Education Policy | Post Primary | Preschool | Primary | Tertiary | Search

 

Southland student set on satellite success


Southland’s involvement in the international space sector is set to be boosted by a local student’s innovative idea.

Along with juggling study, NCEA exams and part-time work, 16-year-old Gore High School student, Max Balloch has set a goal to produce the world’s first satellite designed and built entirely by a group connected through social media.

His vision has captured the imagination of the international space community, with the project – called TheCommunitySat –resonating with a large online audience, even members of the European Space Agency.

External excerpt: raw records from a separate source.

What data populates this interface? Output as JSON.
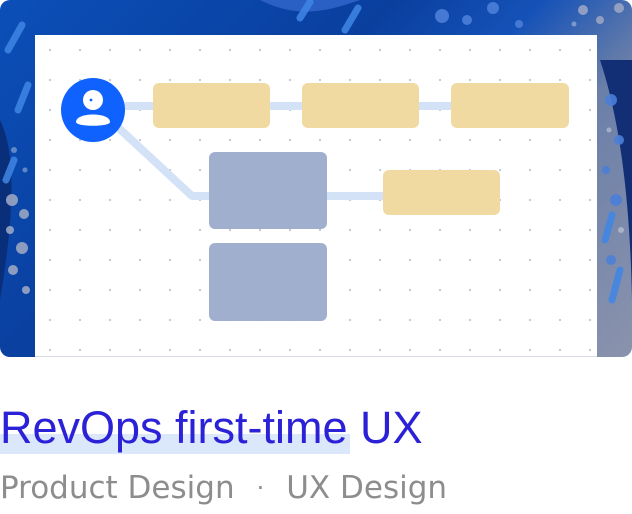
{
  "card": {
    "title": "RevOps first-time UX",
    "tags": [
      "Product Design",
      "UX Design"
    ],
    "separator": "·"
  },
  "colors": {
    "title": "#2b21d6",
    "title_highlight": "#dbe7fb",
    "meta": "#8d8d8d",
    "avatar": "#0f62fe",
    "node_tan": "#f0daa2",
    "node_slate": "#a1afcf",
    "connector": "#d3e2f7",
    "background_blue": "#0a3f9e"
  },
  "icons": {
    "avatar": "user-avatar-icon"
  }
}
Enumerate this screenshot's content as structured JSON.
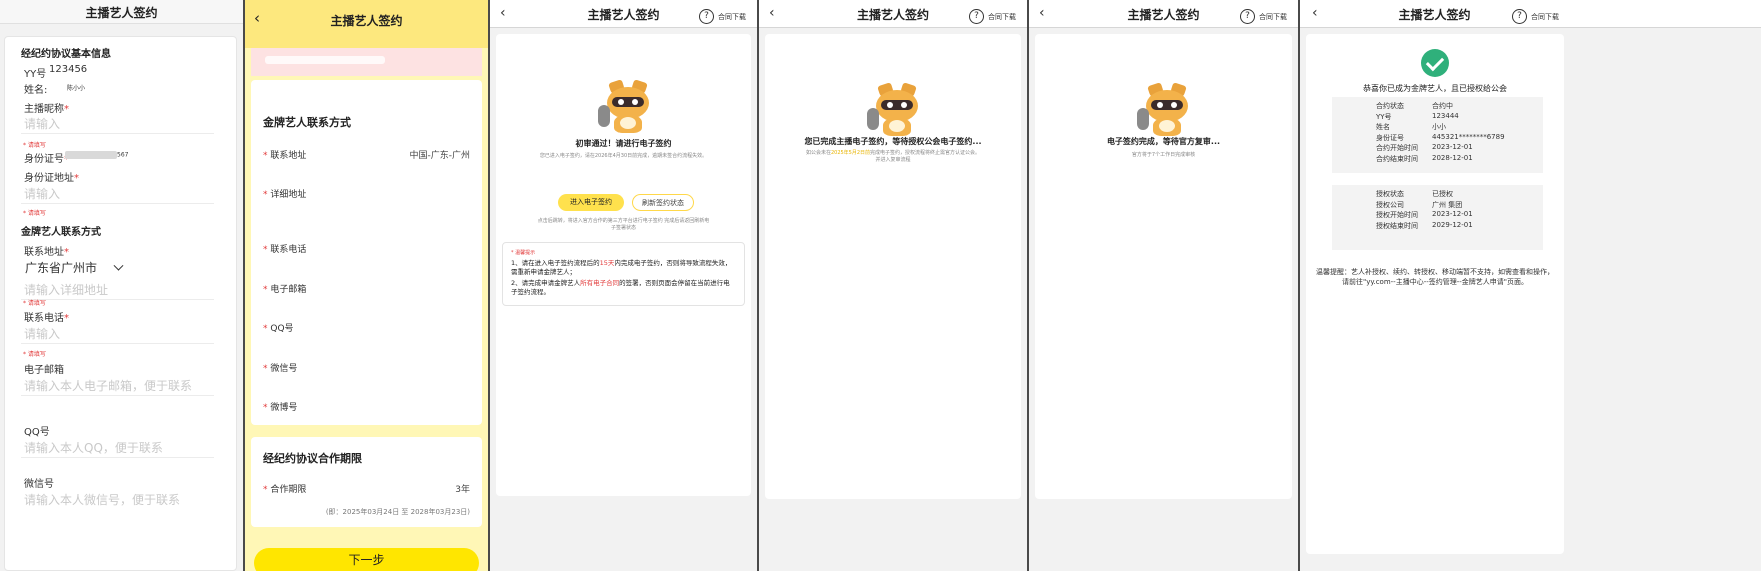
{
  "common": {
    "title": "主播艺人签约",
    "download": "合同下载",
    "help": "?"
  },
  "panel1": {
    "section_basic": "经纪约协议基本信息",
    "yy_label": "YY号",
    "yy_value": "123456",
    "name_label": "姓名:",
    "name_value": "陈小小",
    "nick_label": "主播昵称",
    "nick_placeholder": "请输入",
    "required_tip": "* 请填写",
    "id_label": "身份证号",
    "id_value_tail": "567",
    "idaddr_label": "身份证地址",
    "idaddr_placeholder": "请输入",
    "section_contact": "金牌艺人联系方式",
    "contact_addr_label": "联系地址",
    "contact_addr_value": "广东省广州市",
    "detail_placeholder": "请输入详细地址",
    "phone_label": "联系电话",
    "phone_placeholder": "请输入",
    "email_label": "电子邮箱",
    "email_placeholder": "请输入本人电子邮箱，便于联系",
    "qq_label": "QQ号",
    "qq_placeholder": "请输入本人QQ，便于联系",
    "wechat_label": "微信号",
    "wechat_placeholder": "请输入本人微信号，便于联系"
  },
  "panel2": {
    "section_contact": "金牌艺人联系方式",
    "addr_label": "联系地址",
    "addr_value": "中国-广东-广州",
    "detail_label": "详细地址",
    "phone_label": "联系电话",
    "email_label": "电子邮箱",
    "qq_label": "QQ号",
    "wechat_label": "微信号",
    "weibo_label": "微博号",
    "section_period": "经纪约协议合作期限",
    "period_label": "合作期限",
    "period_value": "3年",
    "period_note": "(即：2025年03月24日 至 2028年03月23日)",
    "next_button": "下一步"
  },
  "panel3": {
    "status_title": "初审通过！请进行电子签约",
    "status_desc": "您已进入电子签约，请在2026年4月30日前完成，逾期未签合约流程失效。",
    "enter_button": "进入电子签约",
    "refresh_button": "刷新签约状态",
    "hint": "点击后跳转，将进入官方合作的第三方平台进行电子签约 完成后请返回刷新电子签署状态",
    "warn_title": "* 温馨提示",
    "warn_1_a": "1、请在进入电子签约流程后的",
    "warn_1_days": "15天",
    "warn_1_b": "内完成电子签约，否则将导致流程失效，需重新申请金牌艺人；",
    "warn_2_a": "2、请完成申请金牌艺人",
    "warn_2_red": "所有电子合同",
    "warn_2_b": "的签署，否则页面会停留在当前进行电子签约流程。"
  },
  "panel4": {
    "status_title": "您已完成主播电子签约，等待授权公会电子签约...",
    "desc_a": "如公会未在",
    "desc_hl": "2025年5月2日前",
    "desc_b": "完成电子签约，授权流程将终止需官方认证公会。并进入复审流程"
  },
  "panel5": {
    "status_title": "电子签约完成，等待官方复审...",
    "desc": "官方将于7个工作日完成审核"
  },
  "panel6": {
    "congrats": "恭喜你已成为金牌艺人，且已授权给公会",
    "contract": [
      {
        "k": "合约状态",
        "v": "合约中"
      },
      {
        "k": "YY号",
        "v": "123444"
      },
      {
        "k": "姓名",
        "v": "小小"
      },
      {
        "k": "身份证号",
        "v": "445321********6789"
      },
      {
        "k": "合约开始时间",
        "v": "2023-12-01"
      },
      {
        "k": "合约结束时间",
        "v": "2028-12-01"
      }
    ],
    "auth": [
      {
        "k": "授权状态",
        "v": "已授权"
      },
      {
        "k": "授权公司",
        "v": "广州 集团"
      },
      {
        "k": "授权开始时间",
        "v": "2023-12-01"
      },
      {
        "k": "授权结束时间",
        "v": "2029-12-01"
      }
    ],
    "tip_1": "温馨提醒：艺人补授权、续约、转授权、移动端暂不支持，如需查看和操作，",
    "tip_2": "请前往\"yy.com--主播中心--签约管理--金牌艺人申请\"页面。"
  },
  "colors": {
    "accent_yellow": "#ffe600",
    "required_red": "#e23b3b",
    "success_green": "#2fb07b"
  }
}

At last count, more than 740 people have joined the online group, including aerospace engineers, avionics and payload experts, cloud engineers, satellite ground station engineers and university students from all over the world.

Of this, 260 supporters with specialist skills have been assigned to various teams to confirm the parameters of the project, with regular conversations held using an online meeting app.

Max said he had been overwhelmed with the interest from people wanting to be involved or support the project.

“The first few days were a nightmare. I’d clear messages and go to sleep and when I’d wake up in the morning there would be another 1000 messages. It was crazy.’’

Max said the project’s inspiration came from a comment made by Rocket Lab founder, Peter Beck, who spoke at a secondary school event organised by Southland Youth Futures (a career exploration programme led by Great South, the Southland Regional Development Agency).

Mr Beck, an ex-student of James Hargest College in Invercargill, urged students to follow their passion and promised that if any of the students built a satellite, Rocket Lab would launch it free.

Max has taken Mr Beck at his word with the idea for the project starting to take significant shape.

The collective decision is to build two small satellites, each about the size of a Rubik’s Cube, to test a theory about whether electro-magnetic tether straps can be used to de-orbit a satellite once it has come to the end of its life. One satellite will test the technology and the other will be a control device.

Max said if successful, the technology could have huge implications for satellite owners.

“Space junk is a real problem. If we can design something which provides a solution to the problem then we’ll be doing a good thing.’’

Max plans to be back at Gore High School next year as a Year 13 student, working on his satellites in his spare time. After that, he’s not quite sure where life will take him. Watch this space.

© Scoop Media

 
 
 
Culture Headlines | Health Headlines | Education Headlines

 

NZ Festival : The NZSO Goes To The Disco and more...

In the endless, anguished debates about how to make classical music more relevant to new audiences, proposals are often put forward to strip away certain elements – reduce the formality ... More>>

ALSO:

Howard Davis: Charlotte Yates' Mansfield Project

Katherine Mansfield's vapid verses are of even less interest than her over-rated short stories, but Yates has risen to the challenge of producing a fascinating compilation album by a variety of musicians to accompany her poetry. More>>

Howard Davis: Dazed & Confused by Beats

Beats is both a coming-of-age tale and a romantic movie about endings, set to a nostalgic backdrop of the disappearing tail of the UK's illegal rave scene. More>>

Howard Davis: And The Oscar Goes To … Parasite
For its deliciously dark wit and genre-bending ingenuity, Bong Joon-ho's latest movie has just won four out of a potential six Academy Awards, including Best Screenplay and Director. Only ten foreign-language films have previously been nominated for Best Picture and none have won before. More>>

Howard Davis: 1917's 1,000 Yard Stare

Sam Mendes has created a terrible and barbarous trek, one that we appreciate all the more for being catapulted right into the midst of this ear-splitting melee from the film's opening sequence. More>>

Howard Davis: 1917's 1,000 Yard Stare

Sam Mendes has created a terrible and barbarous trek, one that we appreciate all the more for being catapulted right into the midst of this ear-splitting melee from the film's opening sequence. More>>

Over 150 Productions: NZ Fringe 2020 Has Launched

The upcoming festival will be held at 40 venues all over Wellington Region from 28 February to 21 March, and includes every genre possible—theatre, comedy, dance, music, clowning, cabaret, visual art, children’s shows and more! More>>

ALSO:

 
 
 
 
 

LATEST HEADLINES

  • CULTURE
  • HEALTH
  • EDUCATION
 


 
  • Wellington
  • Christchurch
  • Auckland